--- Recorded information Enclosed Below ---
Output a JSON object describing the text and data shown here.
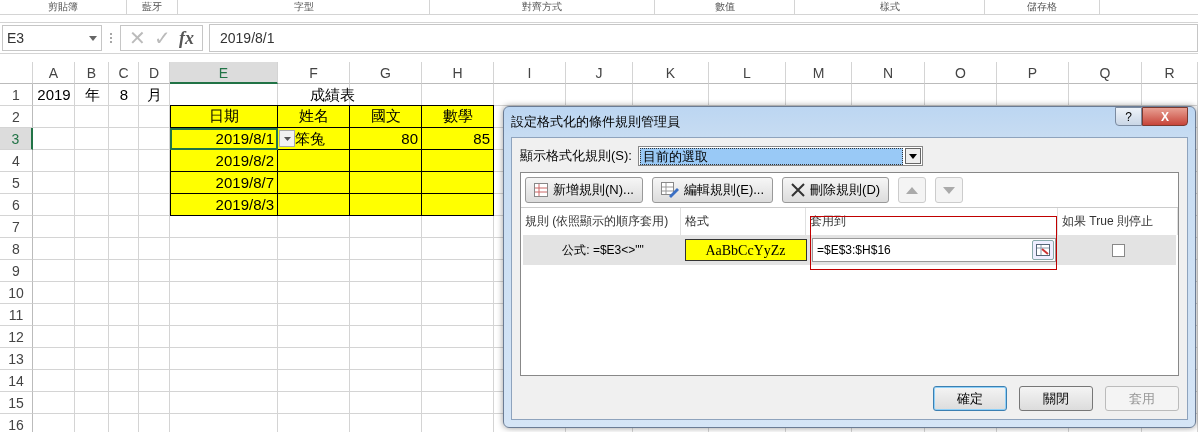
{
  "ribbon_groups": [
    "剪貼簿",
    "藍牙",
    "字型",
    "對齊方式",
    "數值",
    "樣式",
    "儲存格"
  ],
  "formula_bar": {
    "name_box": "E3",
    "cancel_button": {
      "label": "✕",
      "disabled": true
    },
    "enter_button": {
      "label": "✓",
      "disabled": true
    },
    "function_button": "fx",
    "formula": "2019/8/1"
  },
  "sheet": {
    "columns": [
      {
        "label": "A",
        "selected": false
      },
      {
        "label": "B",
        "selected": false
      },
      {
        "label": "C",
        "selected": false
      },
      {
        "label": "D",
        "selected": false
      },
      {
        "label": "E",
        "selected": true
      },
      {
        "label": "F",
        "selected": false
      },
      {
        "label": "G",
        "selected": false
      },
      {
        "label": "H",
        "selected": false
      },
      {
        "label": "I",
        "selected": false
      },
      {
        "label": "J",
        "selected": false
      },
      {
        "label": "K",
        "selected": false
      },
      {
        "label": "L",
        "selected": false
      },
      {
        "label": "M",
        "selected": false
      },
      {
        "label": "N",
        "selected": false
      },
      {
        "label": "O",
        "selected": false
      },
      {
        "label": "P",
        "selected": false
      },
      {
        "label": "Q",
        "selected": false
      },
      {
        "label": "R",
        "selected": false
      }
    ],
    "rows": [
      {
        "header": "1",
        "selected": false,
        "cells": {
          "A": {
            "text": "2019",
            "kind": "plain"
          },
          "B": {
            "text": "年",
            "kind": "plain"
          },
          "C": {
            "text": "8",
            "kind": "plain"
          },
          "D": {
            "text": "月",
            "kind": "plain"
          },
          "E:H": {
            "text": "成績表",
            "kind": "title"
          }
        }
      },
      {
        "header": "2",
        "selected": false,
        "cells": {
          "E": {
            "text": "日期",
            "kind": "table-header"
          },
          "F": {
            "text": "姓名",
            "kind": "table-header"
          },
          "G": {
            "text": "國文",
            "kind": "table-header"
          },
          "H": {
            "text": "數學",
            "kind": "table-header"
          }
        }
      },
      {
        "header": "3",
        "selected": true,
        "cells": {
          "E": {
            "text": "2019/8/1",
            "kind": "table",
            "selected": true
          },
          "F": {
            "text": "笨兔",
            "kind": "table",
            "selected": false,
            "dropdown_button": true
          },
          "G": {
            "text": "80",
            "kind": "table",
            "selected": false
          },
          "H": {
            "text": "85",
            "kind": "table",
            "selected": false
          }
        }
      },
      {
        "header": "4",
        "selected": false,
        "cells": {
          "E": {
            "text": "2019/8/2",
            "kind": "table"
          },
          "F": {
            "kind": "table"
          },
          "G": {
            "kind": "table"
          },
          "H": {
            "kind": "table"
          }
        }
      },
      {
        "header": "5",
        "selected": false,
        "cells": {
          "E": {
            "text": "2019/8/7",
            "kind": "table"
          },
          "F": {
            "kind": "table"
          },
          "G": {
            "kind": "table"
          },
          "H": {
            "kind": "table"
          }
        }
      },
      {
        "header": "6",
        "selected": false,
        "cells": {
          "E": {
            "text": "2019/8/3",
            "kind": "table"
          },
          "F": {
            "kind": "table"
          },
          "G": {
            "kind": "table"
          },
          "H": {
            "kind": "table"
          }
        }
      },
      {
        "header": "7",
        "selected": false
      },
      {
        "header": "8",
        "selected": false
      },
      {
        "header": "9",
        "selected": false
      },
      {
        "header": "10",
        "selected": false
      },
      {
        "header": "11",
        "selected": false
      },
      {
        "header": "12",
        "selected": false
      },
      {
        "header": "13",
        "selected": false
      },
      {
        "header": "14",
        "selected": false
      },
      {
        "header": "15",
        "selected": false
      },
      {
        "header": "16",
        "selected": false
      }
    ]
  },
  "dialog": {
    "title": "設定格式化的條件規則管理員",
    "help_button": "?",
    "close_button": "X",
    "show_rules_label": "顯示格式化規則(S):",
    "show_rules_value": "目前的選取",
    "toolbar": [
      {
        "kind": "new",
        "label": "新增規則(N)..."
      },
      {
        "kind": "edit",
        "label": "編輯規則(E)..."
      },
      {
        "kind": "delete",
        "label": "刪除規則(D)"
      },
      {
        "kind": "up",
        "disabled": true
      },
      {
        "kind": "down",
        "disabled": true
      }
    ],
    "rule_table": {
      "columns": [
        "規則 (依照顯示的順序套用)",
        "格式",
        "套用到",
        "如果 True 則停止"
      ],
      "applies_to_highlighted": true,
      "rows": [
        {
          "rule": "公式: =$E3<>\"\"",
          "format_preview": "AaBbCcYyZz",
          "applies_to": "=$E$3:$H$16",
          "stop_if_true": false,
          "selected": true
        }
      ]
    },
    "buttons": [
      {
        "label": "確定",
        "default": true,
        "disabled": false
      },
      {
        "label": "關閉",
        "default": false,
        "disabled": false
      },
      {
        "label": "套用",
        "default": false,
        "disabled": true
      }
    ]
  }
}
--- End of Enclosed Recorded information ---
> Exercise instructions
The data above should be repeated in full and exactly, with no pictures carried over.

> Solution below
Output a JSON object describing the text and data shown here.
{
  "ribbon_groups": [
    "剪貼簿",
    "藍牙",
    "字型",
    "對齊方式",
    "數值",
    "樣式",
    "儲存格"
  ],
  "formula_bar": {
    "name_box": "E3",
    "cancel_button": {
      "label": "✕",
      "disabled": true
    },
    "enter_button": {
      "label": "✓",
      "disabled": true
    },
    "function_button": "fx",
    "formula": "2019/8/1"
  },
  "sheet": {
    "columns": [
      {
        "label": "A",
        "selected": false
      },
      {
        "label": "B",
        "selected": false
      },
      {
        "label": "C",
        "selected": false
      },
      {
        "label": "D",
        "selected": false
      },
      {
        "label": "E",
        "selected": true
      },
      {
        "label": "F",
        "selected": false
      },
      {
        "label": "G",
        "selected": false
      },
      {
        "label": "H",
        "selected": false
      },
      {
        "label": "I",
        "selected": false
      },
      {
        "label": "J",
        "selected": false
      },
      {
        "label": "K",
        "selected": false
      },
      {
        "label": "L",
        "selected": false
      },
      {
        "label": "M",
        "selected": false
      },
      {
        "label": "N",
        "selected": false
      },
      {
        "label": "O",
        "selected": false
      },
      {
        "label": "P",
        "selected": false
      },
      {
        "label": "Q",
        "selected": false
      },
      {
        "label": "R",
        "selected": false
      }
    ],
    "rows": [
      {
        "header": "1",
        "selected": false,
        "cells": {
          "A": {
            "text": "2019",
            "kind": "plain"
          },
          "B": {
            "text": "年",
            "kind": "plain"
          },
          "C": {
            "text": "8",
            "kind": "plain"
          },
          "D": {
            "text": "月",
            "kind": "plain"
          },
          "E:H": {
            "text": "成績表",
            "kind": "title"
          }
        }
      },
      {
        "header": "2",
        "selected": false,
        "cells": {
          "E": {
            "text": "日期",
            "kind": "table-header"
          },
          "F": {
            "text": "姓名",
            "kind": "table-header"
          },
          "G": {
            "text": "國文",
            "kind": "table-header"
          },
          "H": {
            "text": "數學",
            "kind": "table-header"
          }
        }
      },
      {
        "header": "3",
        "selected": true,
        "cells": {
          "E": {
            "text": "2019/8/1",
            "kind": "table",
            "selected": true
          },
          "F": {
            "text": "笨兔",
            "kind": "table",
            "selected": false,
            "dropdown_button": true
          },
          "G": {
            "text": "80",
            "kind": "table",
            "selected": false
          },
          "H": {
            "text": "85",
            "kind": "table",
            "selected": false
          }
        }
      },
      {
        "header": "4",
        "selected": false,
        "cells": {
          "E": {
            "text": "2019/8/2",
            "kind": "table"
          },
          "F": {
            "kind": "table"
          },
          "G": {
            "kind": "table"
          },
          "H": {
            "kind": "table"
          }
        }
      },
      {
        "header": "5",
        "selected": false,
        "cells": {
          "E": {
            "text": "2019/8/7",
            "kind": "table"
          },
          "F": {
            "kind": "table"
          },
          "G": {
            "kind": "table"
          },
          "H": {
            "kind": "table"
          }
        }
      },
      {
        "header": "6",
        "selected": false,
        "cells": {
          "E": {
            "text": "2019/8/3",
            "kind": "table"
          },
          "F": {
            "kind": "table"
          },
          "G": {
            "kind": "table"
          },
          "H": {
            "kind": "table"
          }
        }
      },
      {
        "header": "7",
        "selected": false
      },
      {
        "header": "8",
        "selected": false
      },
      {
        "header": "9",
        "selected": false
      },
      {
        "header": "10",
        "selected": false
      },
      {
        "header": "11",
        "selected": false
      },
      {
        "header": "12",
        "selected": false
      },
      {
        "header": "13",
        "selected": false
      },
      {
        "header": "14",
        "selected": false
      },
      {
        "header": "15",
        "selected": false
      },
      {
        "header": "16",
        "selected": false
      }
    ]
  },
  "dialog": {
    "title": "設定格式化的條件規則管理員",
    "help_button": "?",
    "close_button": "X",
    "show_rules_label": "顯示格式化規則(S):",
    "show_rules_value": "目前的選取",
    "toolbar": [
      {
        "kind": "new",
        "label": "新增規則(N)..."
      },
      {
        "kind": "edit",
        "label": "編輯規則(E)..."
      },
      {
        "kind": "delete",
        "label": "刪除規則(D)"
      },
      {
        "kind": "up",
        "disabled": true
      },
      {
        "kind": "down",
        "disabled": true
      }
    ],
    "rule_table": {
      "columns": [
        "規則 (依照顯示的順序套用)",
        "格式",
        "套用到",
        "如果 True 則停止"
      ],
      "applies_to_highlighted": true,
      "rows": [
        {
          "rule": "公式: =$E3<>\"\"",
          "format_preview": "AaBbCcYyZz",
          "applies_to": "=$E$3:$H$16",
          "stop_if_true": false,
          "selected": true
        }
      ]
    },
    "buttons": [
      {
        "label": "確定",
        "default": true,
        "disabled": false
      },
      {
        "label": "關閉",
        "default": false,
        "disabled": false
      },
      {
        "label": "套用",
        "default": false,
        "disabled": true
      }
    ]
  }
}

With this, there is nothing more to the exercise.